Growth weakened in early 2015, after a short-lived upturn in late 2014. The uncertainties associated with the forthcoming legislative elections and ongoing geopolitical tensions in the region are holding back investment and consumption spending. GDP growth is projected to pick up gradually over 2015 and 2016, after the “wait and see” attitudes of businesses and households dissipate, but to remain below potential.
Against the backdrop of large foreign financing needs and volatile capital flows, inflation – which remains far above target – will need to be brought down. To further rebalance demand from domestic to external sources, freeing up the productivity potential of the business sector and achieving durable competitiveness gains is crucial.
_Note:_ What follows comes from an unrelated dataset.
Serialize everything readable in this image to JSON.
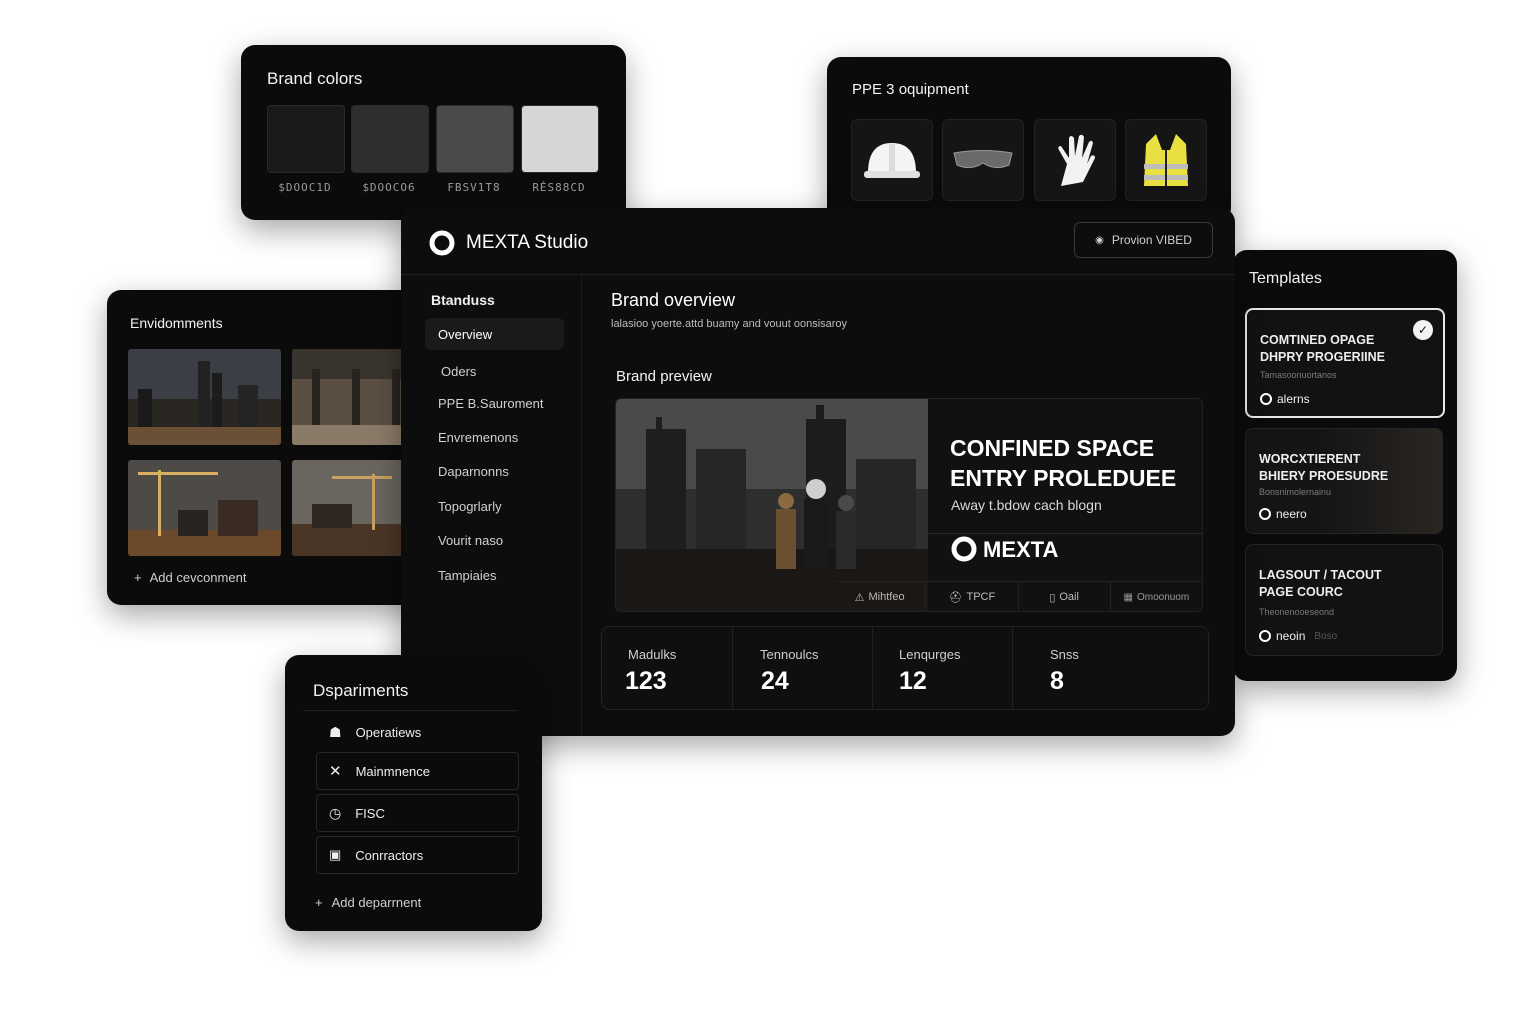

The implementation of key product and labour market reforms would spur growth.
Private investment peaked in 2011 after a swift recovery following the global crisis, but has since been sluggish. In contrast, government investment, mainly in infrastructure, continued to increase until the end of 2013 and provided support during a time of volatile economic activity. Exchange rate uncertainty, corporate leverage and foreign exchange exposures, and regional geopolitical tensions will influence the pace of recovery of investment.